Work required: Within the records below, find each line that holds the string "What", then copy it.

====

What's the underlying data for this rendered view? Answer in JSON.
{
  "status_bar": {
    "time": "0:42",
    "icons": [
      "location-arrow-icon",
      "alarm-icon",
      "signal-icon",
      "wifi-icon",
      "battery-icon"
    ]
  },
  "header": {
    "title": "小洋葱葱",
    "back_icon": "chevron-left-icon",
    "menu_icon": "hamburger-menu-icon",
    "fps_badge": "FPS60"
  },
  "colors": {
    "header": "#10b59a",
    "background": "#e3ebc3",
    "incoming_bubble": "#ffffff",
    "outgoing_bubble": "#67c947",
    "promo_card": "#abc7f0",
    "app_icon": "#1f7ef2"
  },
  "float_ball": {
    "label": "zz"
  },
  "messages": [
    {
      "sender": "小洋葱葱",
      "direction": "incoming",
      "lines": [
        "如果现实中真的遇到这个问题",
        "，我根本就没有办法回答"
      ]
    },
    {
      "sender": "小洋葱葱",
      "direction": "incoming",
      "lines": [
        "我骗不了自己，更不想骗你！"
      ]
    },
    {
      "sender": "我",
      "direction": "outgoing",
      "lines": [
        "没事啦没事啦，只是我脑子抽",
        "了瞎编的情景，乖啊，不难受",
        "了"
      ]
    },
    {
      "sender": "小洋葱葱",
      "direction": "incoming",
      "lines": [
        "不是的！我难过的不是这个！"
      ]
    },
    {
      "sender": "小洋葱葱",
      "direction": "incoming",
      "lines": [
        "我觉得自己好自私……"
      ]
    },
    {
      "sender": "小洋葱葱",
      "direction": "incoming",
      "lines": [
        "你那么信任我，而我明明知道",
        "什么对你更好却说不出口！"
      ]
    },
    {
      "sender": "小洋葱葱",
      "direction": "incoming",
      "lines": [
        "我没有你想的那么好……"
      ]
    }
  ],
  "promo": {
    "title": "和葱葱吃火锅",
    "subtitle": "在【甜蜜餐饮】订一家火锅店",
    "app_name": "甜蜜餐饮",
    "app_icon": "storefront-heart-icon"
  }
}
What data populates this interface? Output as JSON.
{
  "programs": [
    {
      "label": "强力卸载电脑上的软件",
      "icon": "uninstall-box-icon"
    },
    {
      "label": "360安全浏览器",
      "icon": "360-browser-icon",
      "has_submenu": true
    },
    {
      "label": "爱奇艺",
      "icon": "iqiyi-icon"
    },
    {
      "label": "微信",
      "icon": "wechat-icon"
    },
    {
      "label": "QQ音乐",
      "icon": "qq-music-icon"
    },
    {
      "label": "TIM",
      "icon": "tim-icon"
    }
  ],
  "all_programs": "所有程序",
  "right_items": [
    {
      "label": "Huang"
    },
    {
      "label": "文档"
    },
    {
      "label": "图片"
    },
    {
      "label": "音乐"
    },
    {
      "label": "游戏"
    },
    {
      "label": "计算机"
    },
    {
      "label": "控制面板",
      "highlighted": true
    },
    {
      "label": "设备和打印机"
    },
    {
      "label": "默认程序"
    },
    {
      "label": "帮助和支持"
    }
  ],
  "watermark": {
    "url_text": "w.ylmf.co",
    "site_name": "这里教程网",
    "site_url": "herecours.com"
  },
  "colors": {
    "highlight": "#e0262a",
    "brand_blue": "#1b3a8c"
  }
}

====

Exercise solution:
What's the underlying data for this rendered view? Answer in JSON.
What data populates this interface? Output as JSON.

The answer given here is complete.